The letter stated, in part (719):
I shall now make some statements in regard to others who were the chief men of the kingdom. Bro. Samuel Graham, I think, president of the Twelve, declared that he and Strang made those plates that Strang claimed to translate the Book of the Law from. But they in the first place prepared the plates and coated them with beeswax and then formed the letters and cut them in with a pen knife and then exhibited them to the rest of the Twelve. The facts were Graham apostatized and left the island.
As indicated, the FairMormon page states: "Adams also reported that Samuel Graham talked about how he and Strang fabricated the Plates of Laban." However, it isn't clear from the letter itself that Loomis' report regarding Graham's declaration was based on a conversation with Adams. In any case, the declaration didn't come from Graham himself. To repeat R.L. Anderson's words:
A main safeguard exists for testing claims that a witness modified his testimony—be sure that all statements come from the witness himself.
A final note: Peterson's article reports Quaife's evaluation of Strang (xx-xxi):
“We can hardly escape the conclusion,” writes Quaife, “that Strang knowingly fabricated and planted them for the purpose of duping his credulous followers”; and, accordingly, that “Strang’s prophetic career was a false and impudent imposture."
For the record, here is the fuller context of Quaife's words:
Kingdom of Saint James, 17-18.It is quite conceivable that Strang's angelic visitations may had only a subjective existence in the brain of the man who reported them.

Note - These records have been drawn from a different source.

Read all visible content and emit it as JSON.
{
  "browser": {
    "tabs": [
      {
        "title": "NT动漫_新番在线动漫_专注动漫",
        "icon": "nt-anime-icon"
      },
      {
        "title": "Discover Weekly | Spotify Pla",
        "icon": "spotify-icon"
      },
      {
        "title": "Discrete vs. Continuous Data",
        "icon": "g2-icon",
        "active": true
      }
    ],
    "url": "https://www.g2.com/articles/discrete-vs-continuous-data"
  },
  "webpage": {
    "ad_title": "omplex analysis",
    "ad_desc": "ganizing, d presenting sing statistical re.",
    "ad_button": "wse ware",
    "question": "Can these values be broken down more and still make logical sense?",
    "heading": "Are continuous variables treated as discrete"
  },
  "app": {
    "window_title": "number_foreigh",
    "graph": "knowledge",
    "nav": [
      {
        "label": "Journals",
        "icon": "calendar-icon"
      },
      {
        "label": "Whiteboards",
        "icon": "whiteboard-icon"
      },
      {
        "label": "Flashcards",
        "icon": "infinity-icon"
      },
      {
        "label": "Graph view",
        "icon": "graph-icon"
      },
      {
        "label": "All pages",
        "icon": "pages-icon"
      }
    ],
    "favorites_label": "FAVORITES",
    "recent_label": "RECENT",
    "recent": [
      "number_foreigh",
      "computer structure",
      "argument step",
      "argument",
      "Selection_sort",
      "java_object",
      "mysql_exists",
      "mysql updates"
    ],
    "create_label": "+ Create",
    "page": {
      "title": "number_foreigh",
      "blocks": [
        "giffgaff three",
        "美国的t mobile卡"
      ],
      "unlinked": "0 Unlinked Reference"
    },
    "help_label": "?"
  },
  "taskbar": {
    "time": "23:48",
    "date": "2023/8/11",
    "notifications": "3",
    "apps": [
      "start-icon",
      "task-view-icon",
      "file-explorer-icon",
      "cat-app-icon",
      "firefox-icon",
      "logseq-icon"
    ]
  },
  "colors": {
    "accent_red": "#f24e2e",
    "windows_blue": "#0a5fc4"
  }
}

But the metallic plates possessed a very material objective reality; and we can hardly escape the conclusion either that Strang knowingly fabricated and "planted" them for the purpose of duping his credulous followers, or that they were what they purport to have been, ancient records divinely preserved, in the discovery and translation of which Strang was divinely guided. If the former alternative be accepted, it follows that Strang's prophetic career was a false and impudent imposture; if the latter be the true one, we are confronted by the sad fact that of all the people now on earth only a few score at the most have comprehended it.